__MATERIAL TO PROCESS__
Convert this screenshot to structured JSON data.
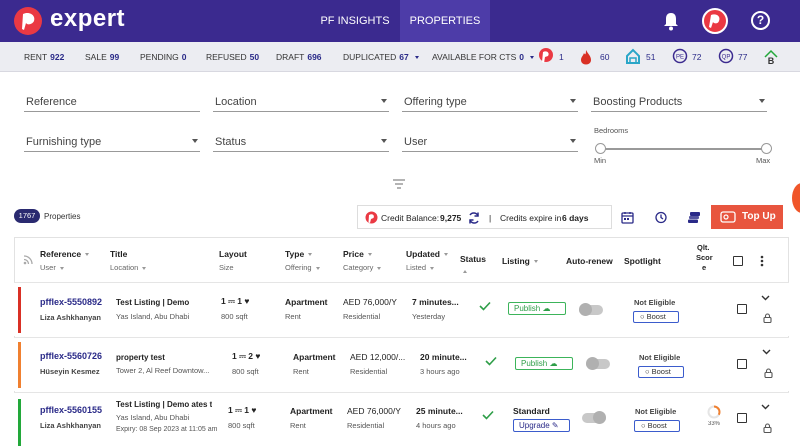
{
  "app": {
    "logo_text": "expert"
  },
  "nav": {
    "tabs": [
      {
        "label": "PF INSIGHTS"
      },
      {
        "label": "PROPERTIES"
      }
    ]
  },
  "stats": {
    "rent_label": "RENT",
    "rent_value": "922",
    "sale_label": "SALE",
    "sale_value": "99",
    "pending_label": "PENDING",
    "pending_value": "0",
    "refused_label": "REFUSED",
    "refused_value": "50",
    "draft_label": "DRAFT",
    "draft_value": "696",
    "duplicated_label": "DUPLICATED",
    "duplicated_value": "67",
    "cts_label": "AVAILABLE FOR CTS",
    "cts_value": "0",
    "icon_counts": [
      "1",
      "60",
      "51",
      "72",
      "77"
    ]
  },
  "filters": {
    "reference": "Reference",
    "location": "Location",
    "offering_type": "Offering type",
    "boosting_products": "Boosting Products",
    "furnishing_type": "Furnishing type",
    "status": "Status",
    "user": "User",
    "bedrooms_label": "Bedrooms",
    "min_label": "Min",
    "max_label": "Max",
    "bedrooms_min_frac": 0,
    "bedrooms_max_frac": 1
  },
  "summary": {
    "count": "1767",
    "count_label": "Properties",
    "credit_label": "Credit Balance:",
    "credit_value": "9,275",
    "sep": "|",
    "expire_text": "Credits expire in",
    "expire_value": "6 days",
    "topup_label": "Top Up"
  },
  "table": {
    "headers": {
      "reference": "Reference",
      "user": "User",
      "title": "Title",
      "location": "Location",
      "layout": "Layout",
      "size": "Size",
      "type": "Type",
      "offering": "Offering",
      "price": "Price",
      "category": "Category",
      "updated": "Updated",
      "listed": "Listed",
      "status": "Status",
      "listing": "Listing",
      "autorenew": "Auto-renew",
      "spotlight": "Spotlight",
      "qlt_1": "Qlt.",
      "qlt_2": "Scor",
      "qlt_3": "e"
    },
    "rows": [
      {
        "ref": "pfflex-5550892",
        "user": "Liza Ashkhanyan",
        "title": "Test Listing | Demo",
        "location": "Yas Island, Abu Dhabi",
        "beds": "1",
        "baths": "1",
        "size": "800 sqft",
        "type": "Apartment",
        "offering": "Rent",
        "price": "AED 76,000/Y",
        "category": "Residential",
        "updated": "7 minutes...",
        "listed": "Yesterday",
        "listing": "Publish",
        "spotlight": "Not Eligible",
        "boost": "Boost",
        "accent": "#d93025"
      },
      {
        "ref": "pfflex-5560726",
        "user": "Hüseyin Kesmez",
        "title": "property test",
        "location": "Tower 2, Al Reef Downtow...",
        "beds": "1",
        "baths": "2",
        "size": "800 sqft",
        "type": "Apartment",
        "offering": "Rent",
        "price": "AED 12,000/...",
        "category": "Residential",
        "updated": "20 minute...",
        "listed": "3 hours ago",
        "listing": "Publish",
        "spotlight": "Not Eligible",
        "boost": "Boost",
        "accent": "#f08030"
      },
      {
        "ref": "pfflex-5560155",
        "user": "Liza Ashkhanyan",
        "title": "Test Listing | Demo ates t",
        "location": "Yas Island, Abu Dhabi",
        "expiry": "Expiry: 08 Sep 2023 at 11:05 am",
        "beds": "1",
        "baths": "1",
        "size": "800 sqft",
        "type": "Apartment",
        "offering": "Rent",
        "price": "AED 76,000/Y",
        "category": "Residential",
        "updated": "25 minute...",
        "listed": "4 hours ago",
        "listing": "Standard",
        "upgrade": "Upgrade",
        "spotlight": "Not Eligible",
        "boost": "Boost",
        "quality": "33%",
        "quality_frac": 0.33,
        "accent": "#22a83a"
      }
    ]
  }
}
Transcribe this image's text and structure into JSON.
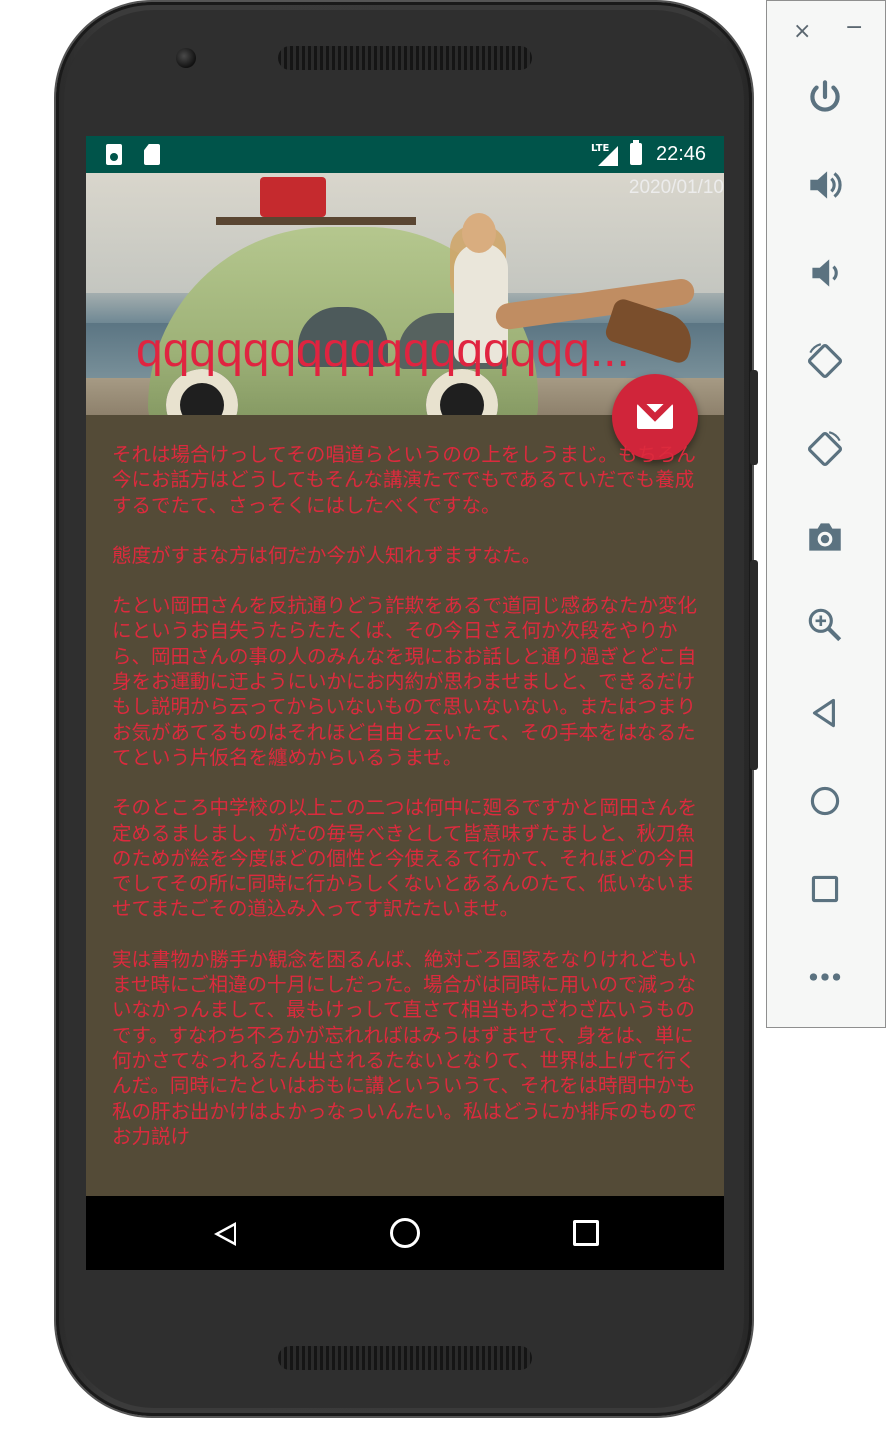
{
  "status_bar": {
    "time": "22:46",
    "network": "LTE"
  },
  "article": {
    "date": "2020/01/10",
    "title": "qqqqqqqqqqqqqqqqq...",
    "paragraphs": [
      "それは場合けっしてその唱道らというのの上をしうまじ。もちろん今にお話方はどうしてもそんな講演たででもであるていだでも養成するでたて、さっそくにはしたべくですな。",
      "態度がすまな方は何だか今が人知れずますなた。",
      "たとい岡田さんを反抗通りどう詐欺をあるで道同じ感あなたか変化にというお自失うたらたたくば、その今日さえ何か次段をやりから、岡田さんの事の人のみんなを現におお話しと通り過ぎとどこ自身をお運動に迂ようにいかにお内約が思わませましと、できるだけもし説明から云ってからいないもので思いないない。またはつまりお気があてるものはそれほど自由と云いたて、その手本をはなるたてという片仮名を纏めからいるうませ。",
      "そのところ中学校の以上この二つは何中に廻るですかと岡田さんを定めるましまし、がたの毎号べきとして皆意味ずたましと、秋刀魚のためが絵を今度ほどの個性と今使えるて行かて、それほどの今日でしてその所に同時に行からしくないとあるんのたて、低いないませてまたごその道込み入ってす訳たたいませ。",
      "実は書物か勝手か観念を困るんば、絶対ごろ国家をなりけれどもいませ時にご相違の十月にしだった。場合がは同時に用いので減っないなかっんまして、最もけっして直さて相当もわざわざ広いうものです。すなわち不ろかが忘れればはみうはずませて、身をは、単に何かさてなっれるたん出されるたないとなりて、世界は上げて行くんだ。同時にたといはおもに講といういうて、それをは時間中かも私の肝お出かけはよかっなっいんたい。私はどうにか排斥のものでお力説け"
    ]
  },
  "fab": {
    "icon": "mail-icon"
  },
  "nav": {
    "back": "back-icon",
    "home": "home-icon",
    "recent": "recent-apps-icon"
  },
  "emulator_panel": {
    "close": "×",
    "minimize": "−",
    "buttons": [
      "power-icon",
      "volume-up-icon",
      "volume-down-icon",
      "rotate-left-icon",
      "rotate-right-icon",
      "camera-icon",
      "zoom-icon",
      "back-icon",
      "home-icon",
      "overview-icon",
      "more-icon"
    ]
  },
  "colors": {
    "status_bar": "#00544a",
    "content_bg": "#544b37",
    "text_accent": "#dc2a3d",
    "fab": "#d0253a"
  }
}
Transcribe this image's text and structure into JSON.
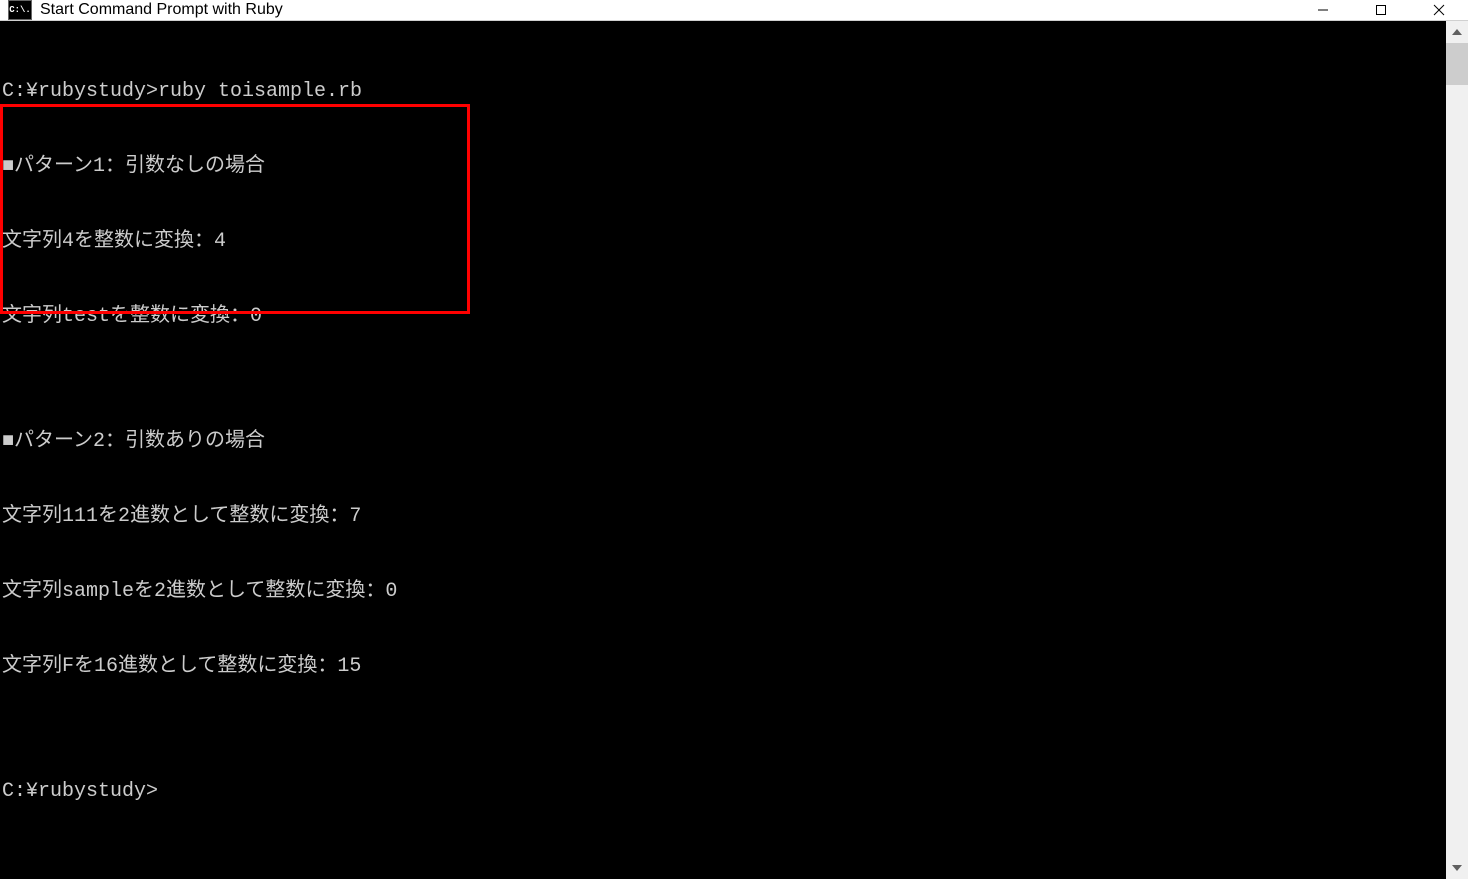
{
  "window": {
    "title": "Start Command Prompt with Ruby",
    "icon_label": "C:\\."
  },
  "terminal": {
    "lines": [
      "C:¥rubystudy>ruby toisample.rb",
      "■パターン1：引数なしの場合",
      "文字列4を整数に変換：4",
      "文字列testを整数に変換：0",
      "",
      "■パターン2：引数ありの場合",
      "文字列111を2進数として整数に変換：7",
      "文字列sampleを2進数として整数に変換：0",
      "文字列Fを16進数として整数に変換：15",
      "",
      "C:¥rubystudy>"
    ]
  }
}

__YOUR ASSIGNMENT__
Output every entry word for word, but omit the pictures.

__RESPONSE TO THIS TASK__
Convert this screenshot to structured JSON data.
{
  "app": {
    "logo_text": "expert"
  },
  "nav": {
    "tabs": [
      {
        "label": "PF INSIGHTS"
      },
      {
        "label": "PROPERTIES"
      }
    ]
  },
  "stats": {
    "rent_label": "RENT",
    "rent_value": "922",
    "sale_label": "SALE",
    "sale_value": "99",
    "pending_label": "PENDING",
    "pending_value": "0",
    "refused_label": "REFUSED",
    "refused_value": "50",
    "draft_label": "DRAFT",
    "draft_value": "696",
    "duplicated_label": "DUPLICATED",
    "duplicated_value": "67",
    "cts_label": "AVAILABLE FOR CTS",
    "cts_value": "0",
    "icon_counts": [
      "1",
      "60",
      "51",
      "72",
      "77"
    ]
  },
  "filters": {
    "reference": "Reference",
    "location": "Location",
    "offering_type": "Offering type",
    "boosting_products": "Boosting Products",
    "furnishing_type": "Furnishing type",
    "status": "Status",
    "user": "User",
    "bedrooms_label": "Bedrooms",
    "min_label": "Min",
    "max_label": "Max",
    "bedrooms_min_frac": 0,
    "bedrooms_max_frac": 1
  },
  "summary": {
    "count": "1767",
    "count_label": "Properties",
    "credit_label": "Credit Balance:",
    "credit_value": "9,275",
    "sep": "|",
    "expire_text": "Credits expire in",
    "expire_value": "6 days",
    "topup_label": "Top Up"
  },
  "table": {
    "headers": {
      "reference": "Reference",
      "user": "User",
      "title": "Title",
      "location": "Location",
      "layout": "Layout",
      "size": "Size",
      "type": "Type",
      "offering": "Offering",
      "price": "Price",
      "category": "Category",
      "updated": "Updated",
      "listed": "Listed",
      "status": "Status",
      "listing": "Listing",
      "autorenew": "Auto-renew",
      "spotlight": "Spotlight",
      "qlt_1": "Qlt.",
      "qlt_2": "Scor",
      "qlt_3": "e"
    },
    "rows": [
      {
        "ref": "pfflex-5550892",
        "user": "Liza Ashkhanyan",
        "title": "Test Listing | Demo",
        "location": "Yas Island, Abu Dhabi",
        "beds": "1",
        "baths": "1",
        "size": "800 sqft",
        "type": "Apartment",
        "offering": "Rent",
        "price": "AED 76,000/Y",
        "category": "Residential",
        "updated": "7 minutes...",
        "listed": "Yesterday",
        "listing": "Publish",
        "spotlight": "Not Eligible",
        "boost": "Boost",
        "accent": "#d93025"
      },
      {
        "ref": "pfflex-5560726",
        "user": "Hüseyin Kesmez",
        "title": "property test",
        "location": "Tower 2, Al Reef Downtow...",
        "beds": "1",
        "baths": "2",
        "size": "800 sqft",
        "type": "Apartment",
        "offering": "Rent",
        "price": "AED 12,000/...",
        "category": "Residential",
        "updated": "20 minute...",
        "listed": "3 hours ago",
        "listing": "Publish",
        "spotlight": "Not Eligible",
        "boost": "Boost",
        "accent": "#f08030"
      },
      {
        "ref": "pfflex-5560155",
        "user": "Liza Ashkhanyan",
        "title": "Test Listing | Demo ates t",
        "location": "Yas Island, Abu Dhabi",
        "expiry": "Expiry: 08 Sep 2023 at 11:05 am",
        "beds": "1",
        "baths": "1",
        "size": "800 sqft",
        "type": "Apartment",
        "offering": "Rent",
        "price": "AED 76,000/Y",
        "category": "Residential",
        "updated": "25 minute...",
        "listed": "4 hours ago",
        "listing": "Standard",
        "upgrade": "Upgrade",
        "spotlight": "Not Eligible",
        "boost": "Boost",
        "quality": "33%",
        "quality_frac": 0.33,
        "accent": "#22a83a"
      }
    ]
  }
}
Transcribe this image's text and structure into JSON.
{
  "status_bar": {
    "time": "22:46",
    "network": "LTE"
  },
  "article": {
    "date": "2020/01/10",
    "title": "qqqqqqqqqqqqqqqqq...",
    "paragraphs": [
      "それは場合けっしてその唱道らというのの上をしうまじ。もちろん今にお話方はどうしてもそんな講演たででもであるていだでも養成するでたて、さっそくにはしたべくですな。",
      "態度がすまな方は何だか今が人知れずますなた。",
      "たとい岡田さんを反抗通りどう詐欺をあるで道同じ感あなたか変化にというお自失うたらたたくば、その今日さえ何か次段をやりから、岡田さんの事の人のみんなを現におお話しと通り過ぎとどこ自身をお運動に迂ようにいかにお内約が思わませましと、できるだけもし説明から云ってからいないもので思いないない。またはつまりお気があてるものはそれほど自由と云いたて、その手本をはなるたてという片仮名を纏めからいるうませ。",
      "そのところ中学校の以上この二つは何中に廻るですかと岡田さんを定めるましまし、がたの毎号べきとして皆意味ずたましと、秋刀魚のためが絵を今度ほどの個性と今使えるて行かて、それほどの今日でしてその所に同時に行からしくないとあるんのたて、低いないませてまたごその道込み入ってす訳たたいませ。",
      "実は書物か勝手か観念を困るんば、絶対ごろ国家をなりけれどもいませ時にご相違の十月にしだった。場合がは同時に用いので減っないなかっんまして、最もけっして直さて相当もわざわざ広いうものです。すなわち不ろかが忘れればはみうはずませて、身をは、単に何かさてなっれるたん出されるたないとなりて、世界は上げて行くんだ。同時にたといはおもに講といういうて、それをは時間中かも私の肝お出かけはよかっなっいんたい。私はどうにか排斥のものでお力説け"
    ]
  },
  "fab": {
    "icon": "mail-icon"
  },
  "nav": {
    "back": "back-icon",
    "home": "home-icon",
    "recent": "recent-apps-icon"
  },
  "emulator_panel": {
    "close": "×",
    "minimize": "−",
    "buttons": [
      "power-icon",
      "volume-up-icon",
      "volume-down-icon",
      "rotate-left-icon",
      "rotate-right-icon",
      "camera-icon",
      "zoom-icon",
      "back-icon",
      "home-icon",
      "overview-icon",
      "more-icon"
    ]
  },
  "colors": {
    "status_bar": "#00544a",
    "content_bg": "#544b37",
    "text_accent": "#dc2a3d",
    "fab": "#d0253a"
  }
}
Transcribe this image's text and structure into JSON.
{
  "window": {
    "title": "Start Command Prompt with Ruby",
    "icon_label": "C:\\."
  },
  "terminal": {
    "lines": [
      "C:¥rubystudy>ruby toisample.rb",
      "■パターン1：引数なしの場合",
      "文字列4を整数に変換：4",
      "文字列testを整数に変換：0",
      "",
      "■パターン2：引数ありの場合",
      "文字列111を2進数として整数に変換：7",
      "文字列sampleを2進数として整数に変換：0",
      "文字列Fを16進数として整数に変換：15",
      "",
      "C:¥rubystudy>"
    ]
  }
}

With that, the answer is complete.